--- Extracted data Enclosed Below ---
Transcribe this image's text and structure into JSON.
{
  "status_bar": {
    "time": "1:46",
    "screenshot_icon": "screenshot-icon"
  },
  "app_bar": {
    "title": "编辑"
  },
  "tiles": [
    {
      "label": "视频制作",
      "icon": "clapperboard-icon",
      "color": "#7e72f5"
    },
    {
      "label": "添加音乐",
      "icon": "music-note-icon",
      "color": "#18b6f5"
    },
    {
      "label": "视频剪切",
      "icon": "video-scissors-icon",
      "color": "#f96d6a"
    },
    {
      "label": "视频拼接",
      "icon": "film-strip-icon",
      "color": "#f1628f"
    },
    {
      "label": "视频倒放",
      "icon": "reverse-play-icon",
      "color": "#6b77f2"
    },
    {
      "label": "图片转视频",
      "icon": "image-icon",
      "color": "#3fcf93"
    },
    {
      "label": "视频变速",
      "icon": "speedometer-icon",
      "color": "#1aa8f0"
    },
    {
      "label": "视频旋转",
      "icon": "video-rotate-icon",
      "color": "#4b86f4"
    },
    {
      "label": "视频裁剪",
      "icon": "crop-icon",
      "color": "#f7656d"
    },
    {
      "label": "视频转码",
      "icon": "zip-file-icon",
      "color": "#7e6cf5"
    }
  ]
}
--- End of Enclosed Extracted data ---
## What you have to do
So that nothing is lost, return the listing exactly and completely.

## Answer to this problem
Transcribe this image's text and structure into JSON.
{
  "status_bar": {
    "time": "1:46",
    "screenshot_icon": "screenshot-icon"
  },
  "app_bar": {
    "title": "编辑"
  },
  "tiles": [
    {
      "label": "视频制作",
      "icon": "clapperboard-icon",
      "color": "#7e72f5"
    },
    {
      "label": "添加音乐",
      "icon": "music-note-icon",
      "color": "#18b6f5"
    },
    {
      "label": "视频剪切",
      "icon": "video-scissors-icon",
      "color": "#f96d6a"
    },
    {
      "label": "视频拼接",
      "icon": "film-strip-icon",
      "color": "#f1628f"
    },
    {
      "label": "视频倒放",
      "icon": "reverse-play-icon",
      "color": "#6b77f2"
    },
    {
      "label": "图片转视频",
      "icon": "image-icon",
      "color": "#3fcf93"
    },
    {
      "label": "视频变速",
      "icon": "speedometer-icon",
      "color": "#1aa8f0"
    },
    {
      "label": "视频旋转",
      "icon": "video-rotate-icon",
      "color": "#4b86f4"
    },
    {
      "label": "视频裁剪",
      "icon": "crop-icon",
      "color": "#f7656d"
    },
    {
      "label": "视频转码",
      "icon": "zip-file-icon",
      "color": "#7e6cf5"
    }
  ]
}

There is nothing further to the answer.